The Globe on Wednesday published an in-depth report that detailed the turmoil in the Red Sox clubhouse and the manager’s inability to do anything about it.
"A lot of stuff that was said is pretty much not fair and it hurts, man,” Pedroia said via phone from Mexico, where he was vacationing. "It's not good."
In particular, Pedroia, who had a close relationship with his now-former skipper, was ticked that someone in the organization would talk that way about Francona, who the second baseman said has “had everyone’s back since Day 1.”
“He’s protected every single guy in that clubhouse and that's why I respect him like you can't believe,” Pedroia said. "Whatever job he gets, if he needs me for a couple of games or whatever just let me know, I'll go play for free. That's how I care about this guy. This guy is my family.
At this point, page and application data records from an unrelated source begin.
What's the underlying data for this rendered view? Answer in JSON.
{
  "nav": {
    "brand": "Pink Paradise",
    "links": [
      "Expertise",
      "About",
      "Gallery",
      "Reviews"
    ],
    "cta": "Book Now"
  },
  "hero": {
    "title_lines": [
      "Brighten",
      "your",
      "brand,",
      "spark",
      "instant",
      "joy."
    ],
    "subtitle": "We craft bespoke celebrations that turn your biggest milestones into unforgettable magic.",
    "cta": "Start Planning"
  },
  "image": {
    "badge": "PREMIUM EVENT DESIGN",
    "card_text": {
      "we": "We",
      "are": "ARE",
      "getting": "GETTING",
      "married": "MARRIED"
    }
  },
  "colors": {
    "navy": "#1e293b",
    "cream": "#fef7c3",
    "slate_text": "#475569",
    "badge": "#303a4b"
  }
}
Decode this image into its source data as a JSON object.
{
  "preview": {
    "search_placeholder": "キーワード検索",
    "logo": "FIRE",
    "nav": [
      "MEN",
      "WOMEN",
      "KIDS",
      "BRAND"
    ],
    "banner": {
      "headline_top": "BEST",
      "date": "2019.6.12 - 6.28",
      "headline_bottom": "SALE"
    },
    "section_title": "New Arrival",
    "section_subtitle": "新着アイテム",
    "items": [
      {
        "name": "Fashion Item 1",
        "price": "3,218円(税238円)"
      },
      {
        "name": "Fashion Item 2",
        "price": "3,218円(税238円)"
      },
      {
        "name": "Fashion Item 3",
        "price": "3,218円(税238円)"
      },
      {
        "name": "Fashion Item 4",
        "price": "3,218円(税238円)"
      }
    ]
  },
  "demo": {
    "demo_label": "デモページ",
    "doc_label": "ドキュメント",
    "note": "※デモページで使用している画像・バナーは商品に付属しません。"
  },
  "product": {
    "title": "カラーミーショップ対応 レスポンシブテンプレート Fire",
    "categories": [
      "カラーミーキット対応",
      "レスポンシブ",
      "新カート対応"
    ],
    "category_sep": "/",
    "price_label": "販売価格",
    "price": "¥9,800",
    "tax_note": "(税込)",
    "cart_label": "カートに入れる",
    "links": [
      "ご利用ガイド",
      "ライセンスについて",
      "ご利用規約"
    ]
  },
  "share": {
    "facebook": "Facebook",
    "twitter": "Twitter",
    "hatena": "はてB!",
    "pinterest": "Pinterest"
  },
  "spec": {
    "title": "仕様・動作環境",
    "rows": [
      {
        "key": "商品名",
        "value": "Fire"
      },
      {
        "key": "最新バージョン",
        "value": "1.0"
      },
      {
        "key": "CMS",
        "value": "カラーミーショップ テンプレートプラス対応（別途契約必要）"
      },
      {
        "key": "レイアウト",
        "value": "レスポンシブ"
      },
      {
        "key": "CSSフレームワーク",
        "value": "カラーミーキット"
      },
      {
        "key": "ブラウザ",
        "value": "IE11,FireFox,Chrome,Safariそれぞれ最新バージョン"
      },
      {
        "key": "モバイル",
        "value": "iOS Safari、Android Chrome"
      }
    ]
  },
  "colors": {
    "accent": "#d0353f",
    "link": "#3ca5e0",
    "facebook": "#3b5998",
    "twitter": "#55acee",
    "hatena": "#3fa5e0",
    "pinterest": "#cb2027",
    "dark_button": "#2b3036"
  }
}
"For him to have to deal with this, he's the best manager in the history of the Red Sox organization. He won two World Series, look at the run that he had there, it's pretty remarkable. That's the part that hurts and whoever the person it is that's saying this I think they need to take a step back and kind of look in the mirror and understand what they're saying about a guy. A lot of guys in this organization have his back and I'm one of them."
Pedroia also took issue with the notion that disinterest and a lack of passion was behind the team’s September slide. In Pedroia’s eyes, the reason behind the slide is simple: “We ran out of gas.”
“We had the best record in baseball up until September and then we ran out of gas,” Pedroia said. "We didn’t play well in the end. That doesn’t have anything to do with Tito or Theo or any players or what went on in the clubhouse. The leadership was there. We had guys that cared. We just didn’t play well in the end. That’s it.
“You guys in the media point fingers and say 'some guys were out of shape, some guys were drinking in the clubhouse ... .' But that’s not the case. We didn’t play well. That’s the bottom line. It’s not Tito's fault. It’s not anybody’s fault. We didn’t play well. It’s our whole team’s fault. We didn’t win games when we needed to. That’s why we didn’t make the playoffs and that’s why our season ended."
Pedroia was adamant that a lack of motivation was not an issue with the Red Sox.
“I played for (Francona) for five years and he never had to motivate me,” Pedroia said. "When you play in an environment like Boston, a manager shouldn’t have to motivate you. You should be self-motivated. … And to be honest with you, we were (motivated). Everyone in that clubhouse wanted to win the World Series.”